TASK INSTRUCTIONS:
No pictures belong in the answer. Repeat all the entries exactly.

Element data from apps and pages:
[Start of Attachment]

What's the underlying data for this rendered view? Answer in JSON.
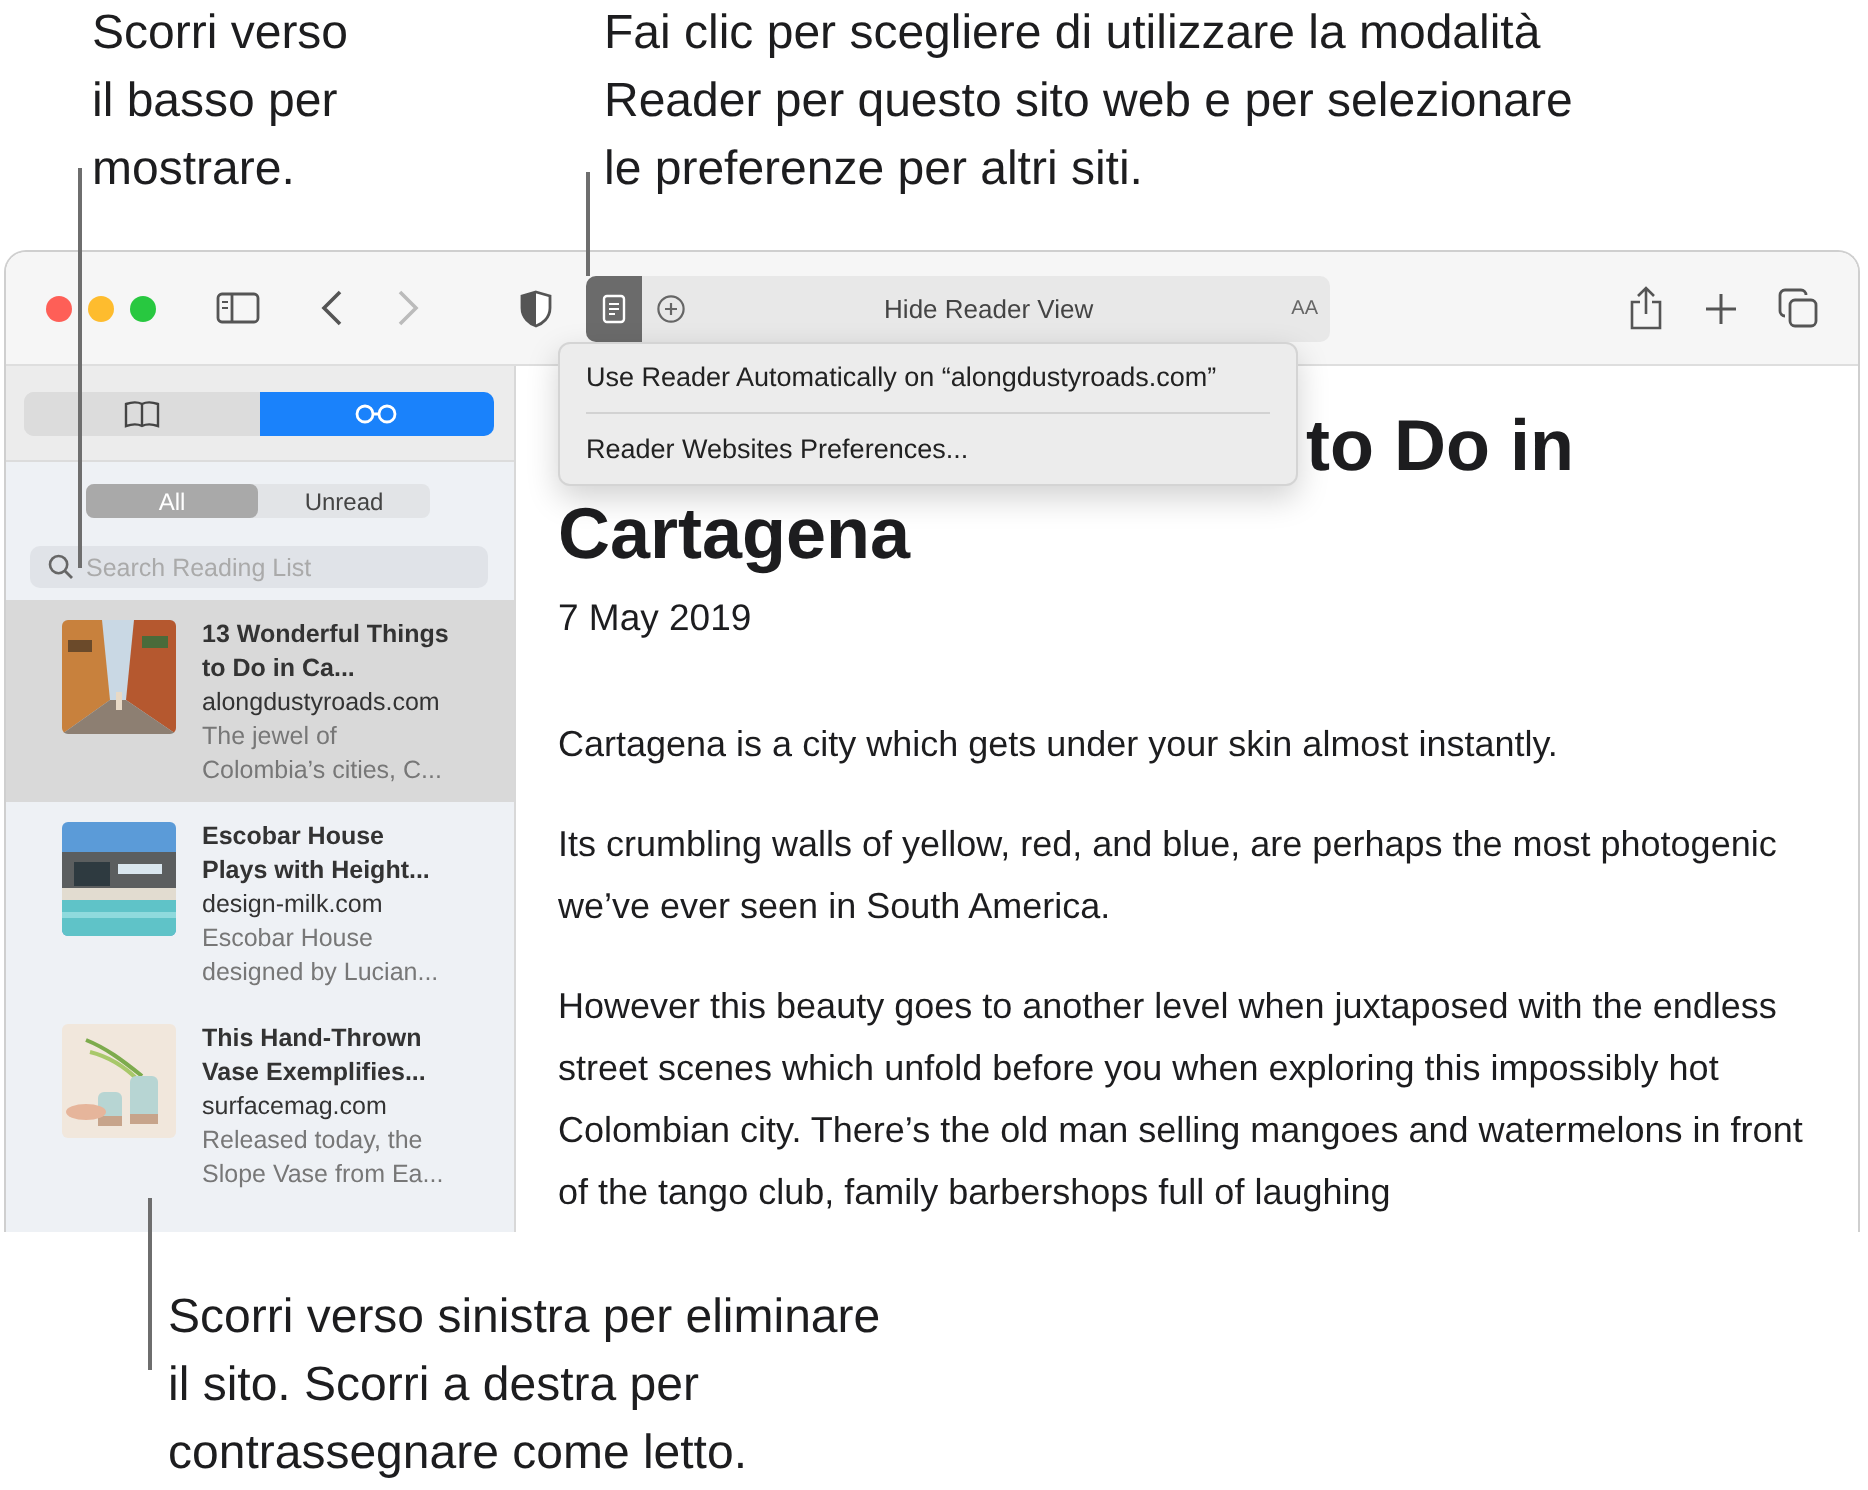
{
  "callouts": {
    "top_left": [
      "Scorri verso",
      "il basso per",
      "mostrare."
    ],
    "top_right": [
      "Fai clic per scegliere di utilizzare la modalità",
      "Reader per questo sito web e per selezionare",
      "le preferenze per altri siti."
    ],
    "bottom": [
      "Scorri verso sinistra per eliminare",
      "il sito. Scorri a destra per",
      "contrassegnare come letto."
    ]
  },
  "toolbar": {
    "back_disabled": false,
    "forward_disabled": true,
    "reader_on": true,
    "address_text": "Hide Reader View",
    "text_size": "AA"
  },
  "reader_menu": {
    "items": [
      "Use Reader Automatically on “alongdustyroads.com”",
      "Reader Websites Preferences..."
    ]
  },
  "sidebar": {
    "tabs": [
      {
        "kind": "bookmarks",
        "selected": false
      },
      {
        "kind": "reading-list",
        "selected": true
      }
    ],
    "filters": [
      {
        "label": "All",
        "selected": true
      },
      {
        "label": "Unread",
        "selected": false
      }
    ],
    "search": {
      "placeholder": "Search Reading List"
    },
    "items": [
      {
        "title": "13 Wonderful Things to Do in Ca...",
        "domain": "alongdustyroads.com",
        "snippet": "The jewel of Colombia’s cities, C...",
        "selected": true,
        "kind": "street"
      },
      {
        "title": "Escobar House Plays with Height...",
        "domain": "design-milk.com",
        "snippet": "Escobar House designed by Lucian...",
        "selected": false,
        "kind": "pool"
      },
      {
        "title": "This Hand-Thrown Vase Exemplifies...",
        "domain": "surfacemag.com",
        "snippet": "Released today, the Slope Vase from Ea...",
        "selected": false,
        "kind": "vase"
      }
    ]
  },
  "article": {
    "title_lines": [
      "to Do in",
      "Cartagena"
    ],
    "date": "7 May 2019",
    "paragraphs": [
      "Cartagena is a city which gets under your skin almost instantly.",
      "Its crumbling walls of yellow, red, and blue, are perhaps the most photogenic we’ve ever seen in South America.",
      "However this beauty goes to another level when juxtaposed with the endless street scenes which unfold before you when exploring this impossibly hot Colombian city. There’s the old man selling mangoes and watermelons in front of the tango club, family barbershops full of laughing"
    ]
  }
}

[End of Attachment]

FINAL ANSWER:
What's the underlying data for this rendered view? Answer in JSON.
{
  "callouts": {
    "top_left": [
      "Scorri verso",
      "il basso per",
      "mostrare."
    ],
    "top_right": [
      "Fai clic per scegliere di utilizzare la modalità",
      "Reader per questo sito web e per selezionare",
      "le preferenze per altri siti."
    ],
    "bottom": [
      "Scorri verso sinistra per eliminare",
      "il sito. Scorri a destra per",
      "contrassegnare come letto."
    ]
  },
  "toolbar": {
    "back_disabled": false,
    "forward_disabled": true,
    "reader_on": true,
    "address_text": "Hide Reader View",
    "text_size": "AA"
  },
  "reader_menu": {
    "items": [
      "Use Reader Automatically on “alongdustyroads.com”",
      "Reader Websites Preferences..."
    ]
  },
  "sidebar": {
    "tabs": [
      {
        "kind": "bookmarks",
        "selected": false
      },
      {
        "kind": "reading-list",
        "selected": true
      }
    ],
    "filters": [
      {
        "label": "All",
        "selected": true
      },
      {
        "label": "Unread",
        "selected": false
      }
    ],
    "search": {
      "placeholder": "Search Reading List"
    },
    "items": [
      {
        "title": "13 Wonderful Things to Do in Ca...",
        "domain": "alongdustyroads.com",
        "snippet": "The jewel of Colombia’s cities, C...",
        "selected": true,
        "kind": "street"
      },
      {
        "title": "Escobar House Plays with Height...",
        "domain": "design-milk.com",
        "snippet": "Escobar House designed by Lucian...",
        "selected": false,
        "kind": "pool"
      },
      {
        "title": "This Hand-Thrown Vase Exemplifies...",
        "domain": "surfacemag.com",
        "snippet": "Released today, the Slope Vase from Ea...",
        "selected": false,
        "kind": "vase"
      }
    ]
  },
  "article": {
    "title_lines": [
      "to Do in",
      "Cartagena"
    ],
    "date": "7 May 2019",
    "paragraphs": [
      "Cartagena is a city which gets under your skin almost instantly.",
      "Its crumbling walls of yellow, red, and blue, are perhaps the most photogenic we’ve ever seen in South America.",
      "However this beauty goes to another level when juxtaposed with the endless street scenes which unfold before you when exploring this impossibly hot Colombian city. There’s the old man selling mangoes and watermelons in front of the tango club, family barbershops full of laughing"
    ]
  }
}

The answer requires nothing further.